“I do not read to think.
I do not read to learn.
I do not read to search for truth,
I know the truth,
The truth is hardly what I need.
I read to dream.
I read to live
In other people’s lives.
I read about the joys
The world
Dispenses to the fortunate,
And listen for the echoes.
I read to live,
To get away from life!”

These words, spoken by Fosca in Sondheim’s Passion, describe me perfectly. From the time that I learned to read at the age of three, books have provided a means of escape. I read picture books during the long car ride to daycare, and was allowed several books to read during nap time, since I rarely slept. My parents further encouraged this behavior in a number of ways: They limited the amount of “screen time” (TV and PC) my sister and I had to about one hour a week. I often saw them reading to relax.
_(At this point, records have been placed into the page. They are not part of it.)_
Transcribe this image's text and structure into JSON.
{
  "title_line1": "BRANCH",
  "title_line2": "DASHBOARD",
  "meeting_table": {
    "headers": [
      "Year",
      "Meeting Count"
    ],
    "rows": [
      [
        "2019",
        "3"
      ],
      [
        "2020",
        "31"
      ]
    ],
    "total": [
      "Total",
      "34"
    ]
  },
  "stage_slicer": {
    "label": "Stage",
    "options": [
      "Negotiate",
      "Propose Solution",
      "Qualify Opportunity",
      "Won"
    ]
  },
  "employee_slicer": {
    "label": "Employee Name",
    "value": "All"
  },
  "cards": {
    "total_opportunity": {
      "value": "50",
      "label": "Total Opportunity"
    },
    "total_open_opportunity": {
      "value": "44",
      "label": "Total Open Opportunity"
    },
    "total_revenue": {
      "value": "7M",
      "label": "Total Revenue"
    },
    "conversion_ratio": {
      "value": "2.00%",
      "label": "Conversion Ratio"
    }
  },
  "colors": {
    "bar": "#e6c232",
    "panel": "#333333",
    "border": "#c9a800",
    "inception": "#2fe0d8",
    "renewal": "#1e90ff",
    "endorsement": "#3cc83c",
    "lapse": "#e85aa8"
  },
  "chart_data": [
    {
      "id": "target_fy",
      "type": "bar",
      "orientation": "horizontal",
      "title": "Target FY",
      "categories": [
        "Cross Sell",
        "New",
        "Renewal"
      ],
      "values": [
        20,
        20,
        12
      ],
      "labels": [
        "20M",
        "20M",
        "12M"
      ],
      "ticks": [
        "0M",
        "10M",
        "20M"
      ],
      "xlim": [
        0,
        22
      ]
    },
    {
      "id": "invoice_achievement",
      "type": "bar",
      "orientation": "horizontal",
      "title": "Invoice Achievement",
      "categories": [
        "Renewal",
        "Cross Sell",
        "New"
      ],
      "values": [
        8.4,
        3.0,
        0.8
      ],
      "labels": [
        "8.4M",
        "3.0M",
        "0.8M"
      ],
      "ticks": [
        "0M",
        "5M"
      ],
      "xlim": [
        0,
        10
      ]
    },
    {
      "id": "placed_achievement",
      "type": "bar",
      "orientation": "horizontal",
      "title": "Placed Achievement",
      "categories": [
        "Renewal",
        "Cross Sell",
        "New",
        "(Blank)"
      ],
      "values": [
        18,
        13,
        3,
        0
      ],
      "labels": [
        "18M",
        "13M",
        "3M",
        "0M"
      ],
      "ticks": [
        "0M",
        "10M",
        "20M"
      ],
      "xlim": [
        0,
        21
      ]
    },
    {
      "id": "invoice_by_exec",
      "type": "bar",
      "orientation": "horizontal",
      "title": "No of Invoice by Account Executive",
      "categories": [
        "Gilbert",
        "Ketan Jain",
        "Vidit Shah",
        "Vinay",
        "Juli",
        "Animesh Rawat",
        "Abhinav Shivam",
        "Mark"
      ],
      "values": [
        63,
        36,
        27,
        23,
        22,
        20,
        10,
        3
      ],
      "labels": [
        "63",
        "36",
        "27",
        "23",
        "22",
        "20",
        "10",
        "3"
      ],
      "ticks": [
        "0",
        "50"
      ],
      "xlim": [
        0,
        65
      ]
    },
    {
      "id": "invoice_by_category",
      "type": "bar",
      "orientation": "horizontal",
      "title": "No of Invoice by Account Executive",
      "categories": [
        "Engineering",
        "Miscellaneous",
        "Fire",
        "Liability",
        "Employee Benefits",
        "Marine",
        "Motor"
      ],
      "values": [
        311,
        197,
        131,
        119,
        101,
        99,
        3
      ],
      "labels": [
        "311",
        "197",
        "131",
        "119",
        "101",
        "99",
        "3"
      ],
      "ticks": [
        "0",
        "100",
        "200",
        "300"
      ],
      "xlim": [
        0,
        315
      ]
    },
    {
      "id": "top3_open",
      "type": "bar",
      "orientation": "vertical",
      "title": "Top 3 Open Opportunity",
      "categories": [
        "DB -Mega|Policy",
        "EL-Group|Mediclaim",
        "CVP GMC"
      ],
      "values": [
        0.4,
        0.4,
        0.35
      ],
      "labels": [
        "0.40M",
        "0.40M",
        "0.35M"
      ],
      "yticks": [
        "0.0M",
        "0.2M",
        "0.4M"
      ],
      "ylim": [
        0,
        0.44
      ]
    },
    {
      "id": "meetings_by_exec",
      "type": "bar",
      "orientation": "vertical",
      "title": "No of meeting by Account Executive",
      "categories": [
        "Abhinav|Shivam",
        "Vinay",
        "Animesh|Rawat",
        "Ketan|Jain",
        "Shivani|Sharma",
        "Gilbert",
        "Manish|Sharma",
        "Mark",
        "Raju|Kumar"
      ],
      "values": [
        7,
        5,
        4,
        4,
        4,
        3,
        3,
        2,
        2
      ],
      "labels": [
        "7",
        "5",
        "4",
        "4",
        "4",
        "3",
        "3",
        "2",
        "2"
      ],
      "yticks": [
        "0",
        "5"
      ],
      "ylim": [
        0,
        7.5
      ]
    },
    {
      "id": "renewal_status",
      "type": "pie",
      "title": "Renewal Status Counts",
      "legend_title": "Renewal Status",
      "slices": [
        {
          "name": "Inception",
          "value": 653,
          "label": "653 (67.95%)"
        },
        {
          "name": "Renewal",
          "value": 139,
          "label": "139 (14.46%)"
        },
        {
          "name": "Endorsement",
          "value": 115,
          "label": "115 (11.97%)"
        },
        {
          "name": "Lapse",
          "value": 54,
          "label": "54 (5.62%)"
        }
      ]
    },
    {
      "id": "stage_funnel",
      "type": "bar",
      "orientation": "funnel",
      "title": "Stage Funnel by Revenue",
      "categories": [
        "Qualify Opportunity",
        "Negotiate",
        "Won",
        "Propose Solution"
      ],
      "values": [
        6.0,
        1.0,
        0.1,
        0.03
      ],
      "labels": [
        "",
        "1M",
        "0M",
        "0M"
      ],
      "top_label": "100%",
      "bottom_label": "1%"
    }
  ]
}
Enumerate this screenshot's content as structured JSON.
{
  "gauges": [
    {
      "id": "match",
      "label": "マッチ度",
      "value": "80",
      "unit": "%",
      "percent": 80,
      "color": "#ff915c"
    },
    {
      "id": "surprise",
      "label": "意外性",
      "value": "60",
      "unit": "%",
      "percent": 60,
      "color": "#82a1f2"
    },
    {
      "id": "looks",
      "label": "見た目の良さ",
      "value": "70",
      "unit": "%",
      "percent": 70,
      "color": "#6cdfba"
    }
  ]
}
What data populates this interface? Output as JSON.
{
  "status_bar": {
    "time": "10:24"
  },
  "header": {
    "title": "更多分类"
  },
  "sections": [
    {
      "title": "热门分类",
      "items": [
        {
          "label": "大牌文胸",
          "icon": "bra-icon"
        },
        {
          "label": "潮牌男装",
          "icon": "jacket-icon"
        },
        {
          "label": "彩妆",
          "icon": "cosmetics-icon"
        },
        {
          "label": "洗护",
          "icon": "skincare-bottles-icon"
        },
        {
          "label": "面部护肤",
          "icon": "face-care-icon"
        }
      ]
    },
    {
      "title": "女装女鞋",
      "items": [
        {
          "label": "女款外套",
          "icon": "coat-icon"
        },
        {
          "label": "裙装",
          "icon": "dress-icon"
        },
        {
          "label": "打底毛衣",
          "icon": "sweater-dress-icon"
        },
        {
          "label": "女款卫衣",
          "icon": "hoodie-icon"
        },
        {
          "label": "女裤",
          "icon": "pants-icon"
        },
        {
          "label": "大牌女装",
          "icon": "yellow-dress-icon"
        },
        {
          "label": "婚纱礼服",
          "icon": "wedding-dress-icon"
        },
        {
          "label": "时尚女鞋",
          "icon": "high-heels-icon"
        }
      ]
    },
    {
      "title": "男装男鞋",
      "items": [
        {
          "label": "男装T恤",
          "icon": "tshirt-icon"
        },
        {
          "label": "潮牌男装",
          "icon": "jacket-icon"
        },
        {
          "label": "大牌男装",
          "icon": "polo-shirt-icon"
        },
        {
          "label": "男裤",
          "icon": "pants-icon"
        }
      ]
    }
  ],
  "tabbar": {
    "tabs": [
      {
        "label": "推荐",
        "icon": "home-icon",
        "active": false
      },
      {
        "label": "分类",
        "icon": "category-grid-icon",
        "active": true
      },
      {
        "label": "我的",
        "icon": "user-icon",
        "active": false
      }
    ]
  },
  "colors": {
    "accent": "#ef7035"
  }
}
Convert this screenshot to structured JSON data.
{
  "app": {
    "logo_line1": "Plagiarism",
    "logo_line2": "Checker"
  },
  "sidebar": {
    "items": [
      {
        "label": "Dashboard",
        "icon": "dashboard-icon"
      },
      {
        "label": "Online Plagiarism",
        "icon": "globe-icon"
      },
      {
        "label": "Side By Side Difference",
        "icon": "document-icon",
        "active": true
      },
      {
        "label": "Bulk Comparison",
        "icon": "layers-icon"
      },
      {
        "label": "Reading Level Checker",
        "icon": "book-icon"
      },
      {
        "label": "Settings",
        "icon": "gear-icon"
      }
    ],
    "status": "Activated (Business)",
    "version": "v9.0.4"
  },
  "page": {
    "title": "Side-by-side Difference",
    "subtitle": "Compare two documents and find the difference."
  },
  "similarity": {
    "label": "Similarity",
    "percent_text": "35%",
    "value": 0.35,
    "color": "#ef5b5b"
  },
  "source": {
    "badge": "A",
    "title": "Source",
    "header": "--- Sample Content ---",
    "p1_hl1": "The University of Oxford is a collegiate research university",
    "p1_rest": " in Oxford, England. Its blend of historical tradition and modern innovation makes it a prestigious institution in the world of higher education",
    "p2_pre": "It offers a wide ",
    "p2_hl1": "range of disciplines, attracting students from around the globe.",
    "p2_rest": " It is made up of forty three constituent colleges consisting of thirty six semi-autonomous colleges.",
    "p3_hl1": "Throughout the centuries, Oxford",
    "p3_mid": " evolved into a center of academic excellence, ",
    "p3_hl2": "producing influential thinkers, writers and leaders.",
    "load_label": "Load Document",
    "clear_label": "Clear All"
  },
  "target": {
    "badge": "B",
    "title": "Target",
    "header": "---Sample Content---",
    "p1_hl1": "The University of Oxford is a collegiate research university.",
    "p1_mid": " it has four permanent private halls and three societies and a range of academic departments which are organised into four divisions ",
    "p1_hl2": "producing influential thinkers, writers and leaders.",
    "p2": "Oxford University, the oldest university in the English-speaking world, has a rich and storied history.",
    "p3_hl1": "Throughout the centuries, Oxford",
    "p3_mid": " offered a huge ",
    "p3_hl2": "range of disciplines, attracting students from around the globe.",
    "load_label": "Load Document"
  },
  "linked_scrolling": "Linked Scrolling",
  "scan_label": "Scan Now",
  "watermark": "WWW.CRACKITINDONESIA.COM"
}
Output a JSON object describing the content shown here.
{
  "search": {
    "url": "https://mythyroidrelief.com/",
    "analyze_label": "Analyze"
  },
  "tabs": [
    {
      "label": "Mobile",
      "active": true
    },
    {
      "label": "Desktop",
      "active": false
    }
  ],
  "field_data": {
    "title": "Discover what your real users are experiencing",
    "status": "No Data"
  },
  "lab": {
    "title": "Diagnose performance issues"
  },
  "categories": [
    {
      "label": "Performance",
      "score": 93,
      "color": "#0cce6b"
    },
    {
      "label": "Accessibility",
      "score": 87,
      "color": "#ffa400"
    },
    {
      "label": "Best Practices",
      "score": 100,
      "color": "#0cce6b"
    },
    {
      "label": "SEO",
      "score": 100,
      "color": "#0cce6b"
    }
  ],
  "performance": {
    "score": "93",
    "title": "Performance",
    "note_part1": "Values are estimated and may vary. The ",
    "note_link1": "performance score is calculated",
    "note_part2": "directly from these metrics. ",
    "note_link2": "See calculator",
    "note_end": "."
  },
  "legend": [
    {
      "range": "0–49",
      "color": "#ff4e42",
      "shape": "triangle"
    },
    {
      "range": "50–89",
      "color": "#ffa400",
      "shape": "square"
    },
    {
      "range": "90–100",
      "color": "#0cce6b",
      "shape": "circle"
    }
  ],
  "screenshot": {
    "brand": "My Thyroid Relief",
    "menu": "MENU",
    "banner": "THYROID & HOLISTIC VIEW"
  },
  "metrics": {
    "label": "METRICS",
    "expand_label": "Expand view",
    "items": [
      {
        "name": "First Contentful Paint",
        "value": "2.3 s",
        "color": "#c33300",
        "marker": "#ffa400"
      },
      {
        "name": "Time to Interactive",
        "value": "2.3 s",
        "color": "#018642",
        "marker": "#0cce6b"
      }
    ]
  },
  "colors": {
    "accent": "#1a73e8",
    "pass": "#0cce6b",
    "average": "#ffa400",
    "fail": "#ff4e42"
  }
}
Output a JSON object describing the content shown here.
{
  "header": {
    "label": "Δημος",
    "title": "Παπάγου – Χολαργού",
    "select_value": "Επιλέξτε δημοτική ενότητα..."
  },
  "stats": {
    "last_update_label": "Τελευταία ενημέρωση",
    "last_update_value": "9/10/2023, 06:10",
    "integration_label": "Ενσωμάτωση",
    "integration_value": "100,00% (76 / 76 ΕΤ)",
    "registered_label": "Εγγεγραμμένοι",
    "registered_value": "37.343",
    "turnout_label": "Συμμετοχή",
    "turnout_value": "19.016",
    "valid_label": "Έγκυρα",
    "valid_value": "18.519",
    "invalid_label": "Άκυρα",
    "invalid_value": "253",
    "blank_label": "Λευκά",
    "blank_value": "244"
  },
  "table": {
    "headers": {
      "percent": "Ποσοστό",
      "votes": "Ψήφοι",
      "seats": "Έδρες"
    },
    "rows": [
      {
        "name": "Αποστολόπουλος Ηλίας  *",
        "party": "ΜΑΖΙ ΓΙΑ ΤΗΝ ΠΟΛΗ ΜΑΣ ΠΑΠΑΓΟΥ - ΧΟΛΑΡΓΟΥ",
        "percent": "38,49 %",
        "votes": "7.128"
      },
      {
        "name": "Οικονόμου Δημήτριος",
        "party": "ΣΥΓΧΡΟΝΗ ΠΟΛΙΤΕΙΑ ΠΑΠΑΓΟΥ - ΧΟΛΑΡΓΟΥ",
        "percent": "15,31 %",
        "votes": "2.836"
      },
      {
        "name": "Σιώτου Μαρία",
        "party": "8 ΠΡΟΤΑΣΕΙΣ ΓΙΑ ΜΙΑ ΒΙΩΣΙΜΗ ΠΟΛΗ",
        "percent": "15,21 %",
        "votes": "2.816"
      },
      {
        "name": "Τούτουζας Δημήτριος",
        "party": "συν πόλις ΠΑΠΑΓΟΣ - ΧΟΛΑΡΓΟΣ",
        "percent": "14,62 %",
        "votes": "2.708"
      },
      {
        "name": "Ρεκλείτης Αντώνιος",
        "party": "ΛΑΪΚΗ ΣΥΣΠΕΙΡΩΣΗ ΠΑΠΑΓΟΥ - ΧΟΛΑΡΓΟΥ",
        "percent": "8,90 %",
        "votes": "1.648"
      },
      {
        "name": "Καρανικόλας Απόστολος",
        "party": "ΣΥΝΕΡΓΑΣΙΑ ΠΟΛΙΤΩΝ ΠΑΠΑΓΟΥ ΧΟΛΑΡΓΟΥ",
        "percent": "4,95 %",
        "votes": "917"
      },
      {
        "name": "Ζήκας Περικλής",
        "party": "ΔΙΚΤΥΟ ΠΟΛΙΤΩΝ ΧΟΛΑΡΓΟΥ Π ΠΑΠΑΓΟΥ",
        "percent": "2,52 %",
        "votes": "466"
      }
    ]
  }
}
Bedtime was rarely negotiable, but lights-out could be delayed by the magic words, “I just have to finish this book” or, later, “I just have to finish the chapter!” Either they or my grandma took me to the library on a weekly basis; I was so excited to get my very own library card when I was six! The house had books, books, and more books, and I was never told that I couldn’t read something.

When I was six, Mom and I started reading the Little House books together. Every night, before bed, we’d read a chapter or two, alternating pages. It took some months, but we eventually finished the entire series. During that time, I was reading other things, as well. Not long after we had started the series, a schoolmate introduced me to Star Wars, and I became obsessed, reading everything that I could get my hands on about the movies.

At school, I frequently got in trouble for reading ahead. It wasn’t that I didn’t like what we read, but my classmates read so SLOWLY. My teachers were very used to seeing me bring in my own books, often things that would be considered well above grade-level. The school librarians noticed, too, resulting in my working in the school libraries from third grade to eighth grade. This proved to be a blessing for two reasons: One, I kept finding more and more good books to read. Two, as I got older, the libraries and books became a refuge from the teasing and bullying of my classmates.

Yes, as Fosca said, I read to live, to get away from my life. Building off of my love for Star Wars, Dad introduced me to the works of Robert A. Heinlein when I was nine, thus cementing my love for the genre of science fiction. In those pages, I could literally do anything, be anything. Books were a safe haven, a place where it didn’t matter what the kids around me were saying, a place where my own troubles disappeared. Not only that, books became my own way of learning how the world worked, and how amazing people could be. The worlds of my books were where I found acceptance of who and what I was, something that I desperately needed.

As I’ve gotten older, of course, things have gotten better. I no longer have to hide in my books from my peers, because I am no longer afraid to show the world who I am. Reading is still one of my favorite past times, however, because I still enjoy that feeling of escape, of freedom, of unquestioning acceptance.